The United States overtook the European Union to become Britain’s biggest export market for financial services after Brexit saw a shift in focus away from the continent, according to a report published Wednesday by a UK financial services advocacy group.
European investors and financial markets were cut off from the United Kingdom after its departure. Afterward, exports to the bloc fell 6.6 percent to $33 billion in 2020 when compared to the previous year, according to the report by TheCityUK. Exports to the United States, meanwhile, went up 5.3 percent, in addition to an increase of 4.1 percent to non-EU countries.
Altogether, the combined financial service exports from the UK remained the same for both years at $109 billion despite restrictions posed by the pandemic. The positions reversed roughly from 2019 as the United States received 34.2 percent of all exports, while the European Union got 30 percent.
TheCityUK is an industry advocacy group promoting the financial services of the UK. Its report measured activities across a range of related industries from banking to insurance. This is the first time the United States has come first since the group began collecting data in 2016.
Remainers (people who voted against Brexit) have argued that London’s position as a global financial powerhouse would be disrupted as European markets move away, taking with them almost 200,000 jobs in the sector.

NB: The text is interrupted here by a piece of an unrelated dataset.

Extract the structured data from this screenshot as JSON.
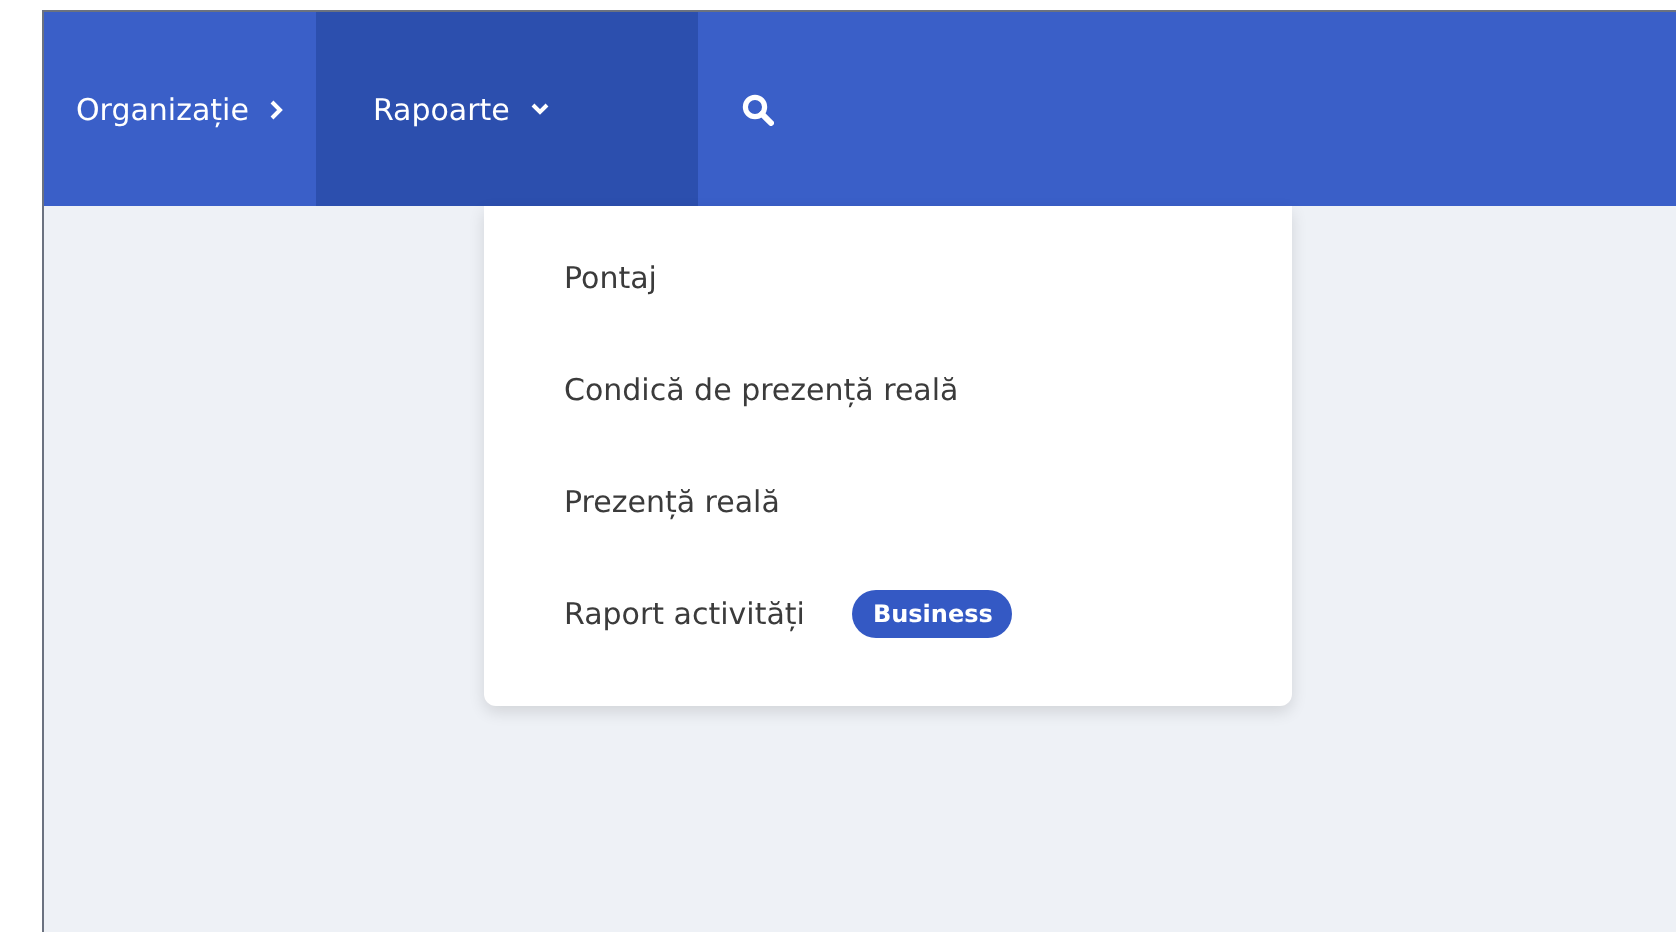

However, London still remains a compelling and dynamic point of commerce with banking assets of $14.3 trillion in mid-2021, clearly ahead of European leaders, France at $13.2 trillion and Germany at $11.2 trillion.
The UK also boasts one of the continent’s largest insurance markets, fourth in the world, with 5.4 percent of all global premiums, and a fifth of advanced European economies. The legal service sector in the UK is the second largest globally, trailing only the United States.
In matters of international bank lending, London leads the rest of the world with almost 16 percent of all transactions, as well as 43 percent of all trade in currencies. The UK trades in almost 2.5 times the number of dollars as the United States. Hence, it seems, at least for the time being, that Brexit supporters have managed to vindicate their claims.
UK private equity players invested $37.8 billion, the largest in Europe, while 352 foreign companies were listed on the London Stock Exchange (LSE), accounting for 15.4 percent of all listings in Europe, the Middle East, and Africa.
David Frost, UK Brexit minister, said in a statement last month that the UK and European Union have failed to arrive at a deal for financial services till now, with delays predicted to last through the next year or two, reported the Financial Times. The prospective deal would allow firms in the sector, including banks, legal firms, and insurance companies to work without restrictions across borders.
“The industry is a national asset,” Anjalika Bardalai, Chief Economist and Head of Research at TheCityUK, said in the report. “The UK’s status as a world leading financial center is at risk unless industry, government, and regulators work together to boost long term competitiveness, deepen key trade links, and focus on new areas of future global growth.”